PROBLEM TO WORK ON ::
What you return must match the records below exactly, apart from the omitted pictures.

Extracted data entries ::
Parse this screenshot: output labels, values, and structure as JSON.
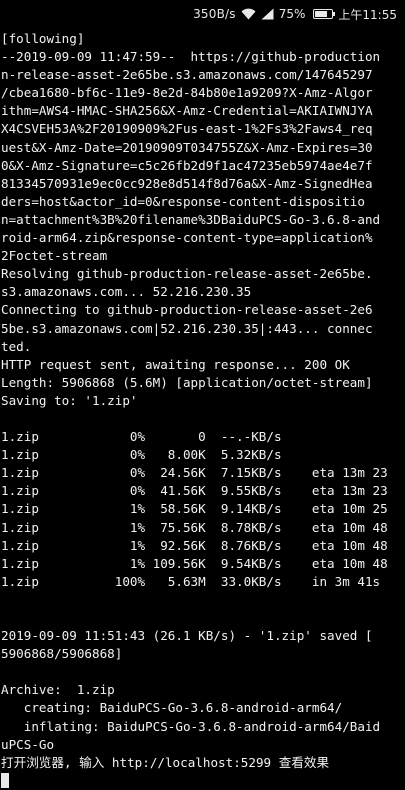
{
  "status_bar": {
    "network_speed": "350B/s",
    "battery_percent": "75%",
    "battery_level": 0.75,
    "time": "上午11:55",
    "icons": [
      "wifi-icon",
      "signal-icon",
      "battery-icon"
    ]
  },
  "terminal": {
    "lines": [
      "[following]",
      "--2019-09-09 11:47:59--  https://github-production",
      "n-release-asset-2e65be.s3.amazonaws.com/147645297",
      "/cbea1680-bf6c-11e9-8e2d-84b80e1a9209?X-Amz-Algor",
      "ithm=AWS4-HMAC-SHA256&X-Amz-Credential=AKIAIWNJYA",
      "X4CSVEH53A%2F20190909%2Fus-east-1%2Fs3%2Faws4_req",
      "uest&X-Amz-Date=20190909T034755Z&X-Amz-Expires=30",
      "0&X-Amz-Signature=c5c26fb2d9f1ac47235eb5974ae4e7f",
      "81334570931e9ec0cc928e8d514f8d76a&X-Amz-SignedHea",
      "ders=host&actor_id=0&response-content-dispositio",
      "n=attachment%3B%20filename%3DBaiduPCS-Go-3.6.8-and",
      "roid-arm64.zip&response-content-type=application%",
      "2Foctet-stream",
      "Resolving github-production-release-asset-2e65be.",
      "s3.amazonaws.com... 52.216.230.35",
      "Connecting to github-production-release-asset-2e6",
      "5be.s3.amazonaws.com|52.216.230.35|:443... connec",
      "ted.",
      "HTTP request sent, awaiting response... 200 OK",
      "Length: 5906868 (5.6M) [application/octet-stream]",
      "Saving to: '1.zip'",
      "",
      "1.zip            0%       0  --.-KB/s",
      "1.zip            0%   8.00K  5.32KB/s",
      "1.zip            0%  24.56K  7.15KB/s    eta 13m 23",
      "1.zip            0%  41.56K  9.55KB/s    eta 13m 23",
      "1.zip            1%  58.56K  9.14KB/s    eta 10m 25",
      "1.zip            1%  75.56K  8.78KB/s    eta 10m 48",
      "1.zip            1%  92.56K  8.76KB/s    eta 10m 48",
      "1.zip            1% 109.56K  9.54KB/s    eta 10m 48",
      "1.zip          100%   5.63M  33.0KB/s    in 3m 41s",
      "",
      "",
      "2019-09-09 11:51:43 (26.1 KB/s) - '1.zip' saved [",
      "5906868/5906868]",
      "",
      "Archive:  1.zip",
      "   creating: BaiduPCS-Go-3.6.8-android-arm64/",
      "   inflating: BaiduPCS-Go-3.6.8-android-arm64/Baid",
      "uPCS-Go",
      "打开浏览器, 输入 http://localhost:5299 查看效果"
    ]
  }
}
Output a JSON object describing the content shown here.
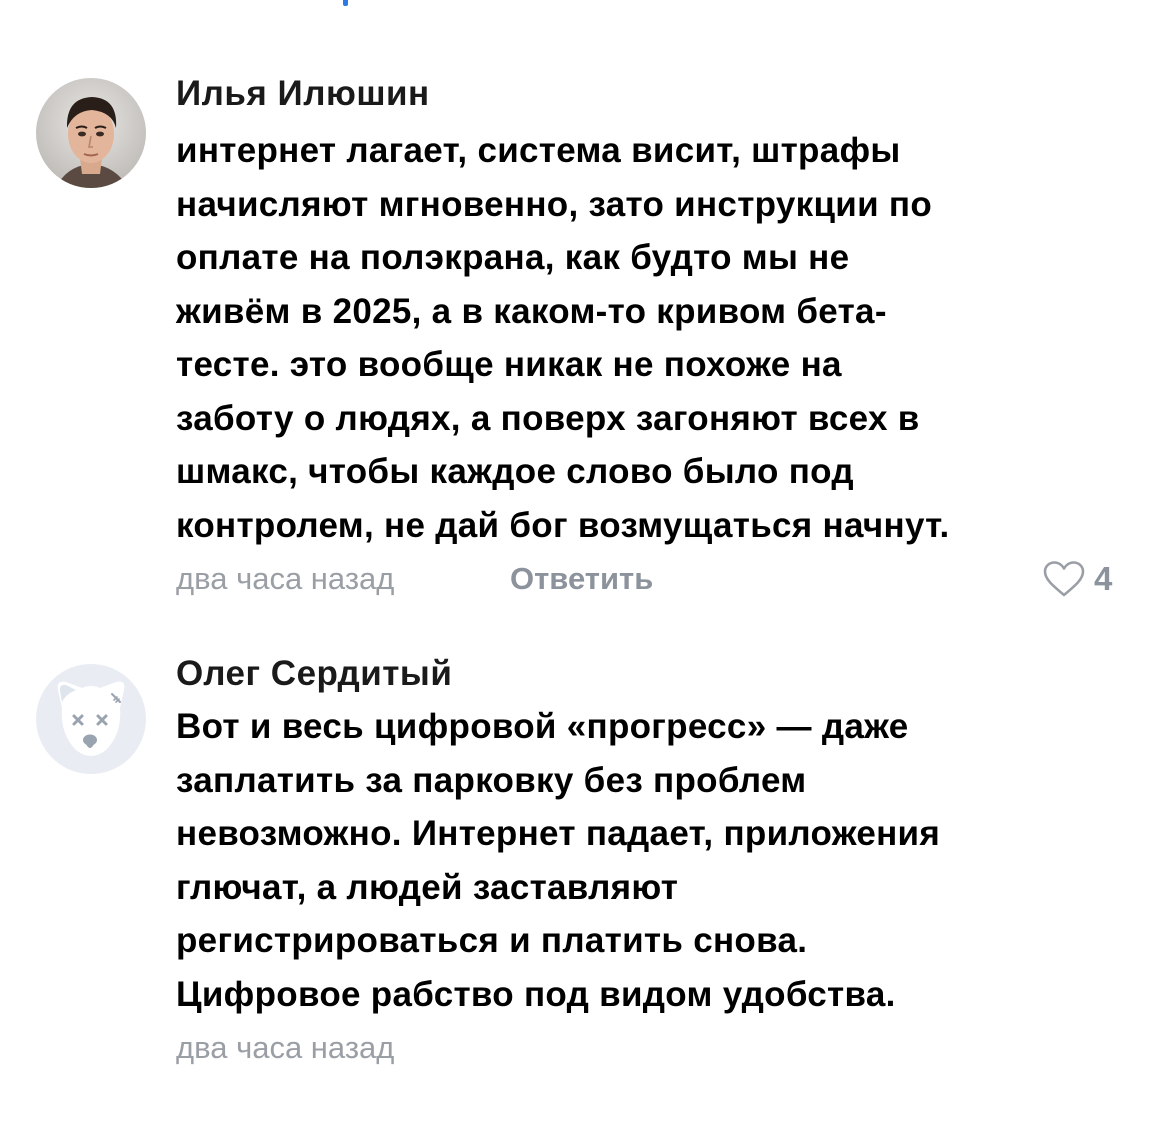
{
  "comments": [
    {
      "author": "Илья Илюшин",
      "avatar": "user-photo",
      "text": "интернет лагает, система висит, штрафы\nначисляют мгновенно, зато инструкции по\nоплате на полэкрана, как будто мы не\nживём в 2025, а в каком-то кривом бета-\nтесте. это вообще никак не похоже на\nзаботу о людях, а поверх загоняют всех в\nшмакс, чтобы каждое слово было под\nконтролем, не дай бог возмущаться начнут.",
      "time": "два часа назад",
      "reply_label": "Ответить",
      "likes": "4"
    },
    {
      "author": "Олег Сердитый",
      "avatar": "deactivated-dog-avatar",
      "text": "Вот и весь цифровой «прогресс» — даже\nзаплатить за парковку без проблем\nневозможно. Интернет падает, приложения\nглючат, а людей заставляют\nрегистрироваться и платить снова.\nЦифровое рабство под видом удобства.",
      "time": "два часа назад"
    }
  ],
  "colors": {
    "meta_text": "#9a9ea5",
    "accent": "#2c7be5"
  },
  "icons": {
    "like": "heart-outline-icon"
  }
}
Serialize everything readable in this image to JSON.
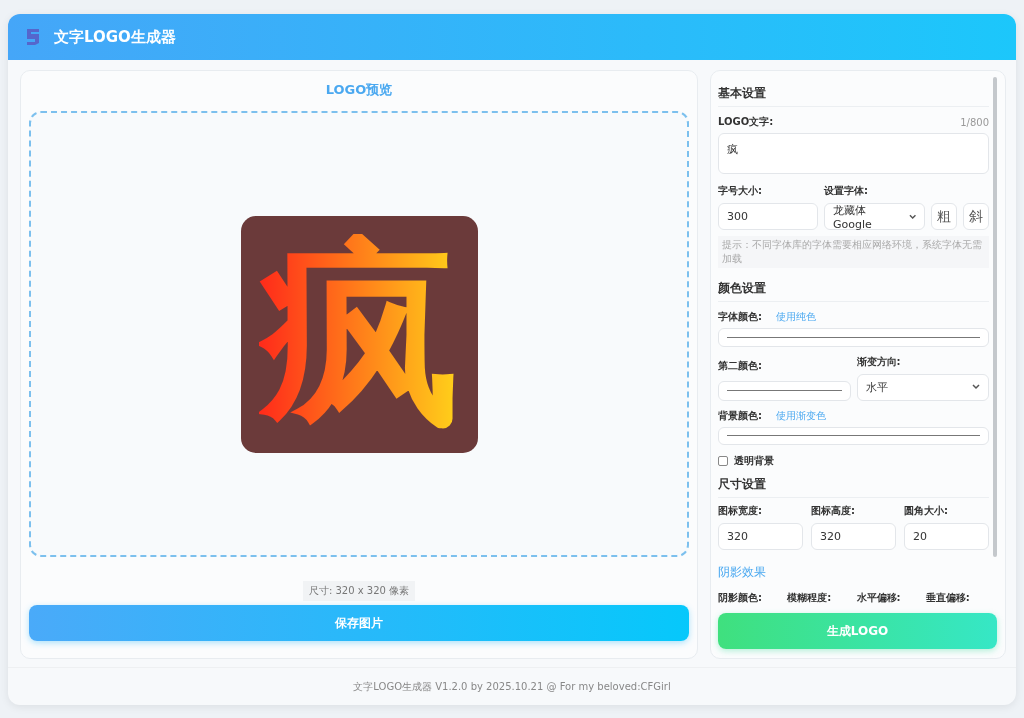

ANSWER FOR THE TASK ::
Parse this screenshot: output labels, values, and structure as JSON.
{
  "status_bar": {
    "network_speed": "350B/s",
    "battery_percent": "75%",
    "battery_level": 0.75,
    "time": "上午11:55",
    "icons": [
      "wifi-icon",
      "signal-icon",
      "battery-icon"
    ]
  },
  "terminal": {
    "lines": [
      "[following]",
      "--2019-09-09 11:47:59--  https://github-production",
      "n-release-asset-2e65be.s3.amazonaws.com/147645297",
      "/cbea1680-bf6c-11e9-8e2d-84b80e1a9209?X-Amz-Algor",
      "ithm=AWS4-HMAC-SHA256&X-Amz-Credential=AKIAIWNJYA",
      "X4CSVEH53A%2F20190909%2Fus-east-1%2Fs3%2Faws4_req",
      "uest&X-Amz-Date=20190909T034755Z&X-Amz-Expires=30",
      "0&X-Amz-Signature=c5c26fb2d9f1ac47235eb5974ae4e7f",
      "81334570931e9ec0cc928e8d514f8d76a&X-Amz-SignedHea",
      "ders=host&actor_id=0&response-content-dispositio",
      "n=attachment%3B%20filename%3DBaiduPCS-Go-3.6.8-and",
      "roid-arm64.zip&response-content-type=application%",
      "2Foctet-stream",
      "Resolving github-production-release-asset-2e65be.",
      "s3.amazonaws.com... 52.216.230.35",
      "Connecting to github-production-release-asset-2e6",
      "5be.s3.amazonaws.com|52.216.230.35|:443... connec",
      "ted.",
      "HTTP request sent, awaiting response... 200 OK",
      "Length: 5906868 (5.6M) [application/octet-stream]",
      "Saving to: '1.zip'",
      "",
      "1.zip            0%       0  --.-KB/s",
      "1.zip            0%   8.00K  5.32KB/s",
      "1.zip            0%  24.56K  7.15KB/s    eta 13m 23",
      "1.zip            0%  41.56K  9.55KB/s    eta 13m 23",
      "1.zip            1%  58.56K  9.14KB/s    eta 10m 25",
      "1.zip            1%  75.56K  8.78KB/s    eta 10m 48",
      "1.zip            1%  92.56K  8.76KB/s    eta 10m 48",
      "1.zip            1% 109.56K  9.54KB/s    eta 10m 48",
      "1.zip          100%   5.63M  33.0KB/s    in 3m 41s",
      "",
      "",
      "2019-09-09 11:51:43 (26.1 KB/s) - '1.zip' saved [",
      "5906868/5906868]",
      "",
      "Archive:  1.zip",
      "   creating: BaiduPCS-Go-3.6.8-android-arm64/",
      "   inflating: BaiduPCS-Go-3.6.8-android-arm64/Baid",
      "uPCS-Go",
      "打开浏览器, 输入 http://localhost:5299 查看效果"
    ]
  }
}
Output a JSON object describing the content shown here.
{
  "comments": [
    {
      "author": "Илья Илюшин",
      "avatar": "user-photo",
      "text": "интернет лагает, система висит, штрафы\nначисляют мгновенно, зато инструкции по\nоплате на полэкрана, как будто мы не\nживём в 2025, а в каком-то кривом бета-\nтесте. это вообще никак не похоже на\nзаботу о людях, а поверх загоняют всех в\nшмакс, чтобы каждое слово было под\nконтролем, не дай бог возмущаться начнут.",
      "time": "два часа назад",
      "reply_label": "Ответить",
      "likes": "4"
    },
    {
      "author": "Олег Сердитый",
      "avatar": "deactivated-dog-avatar",
      "text": "Вот и весь цифровой «прогресс» — даже\nзаплатить за парковку без проблем\nневозможно. Интернет падает, приложения\nглючат, а людей заставляют\nрегистрироваться и платить снова.\nЦифровое рабство под видом удобства.",
      "time": "два часа назад"
    }
  ],
  "colors": {
    "meta_text": "#9a9ea5",
    "accent": "#2c7be5"
  },
  "icons": {
    "like": "heart-outline-icon"
  }
}
Serialize everything readable in this image to JSON.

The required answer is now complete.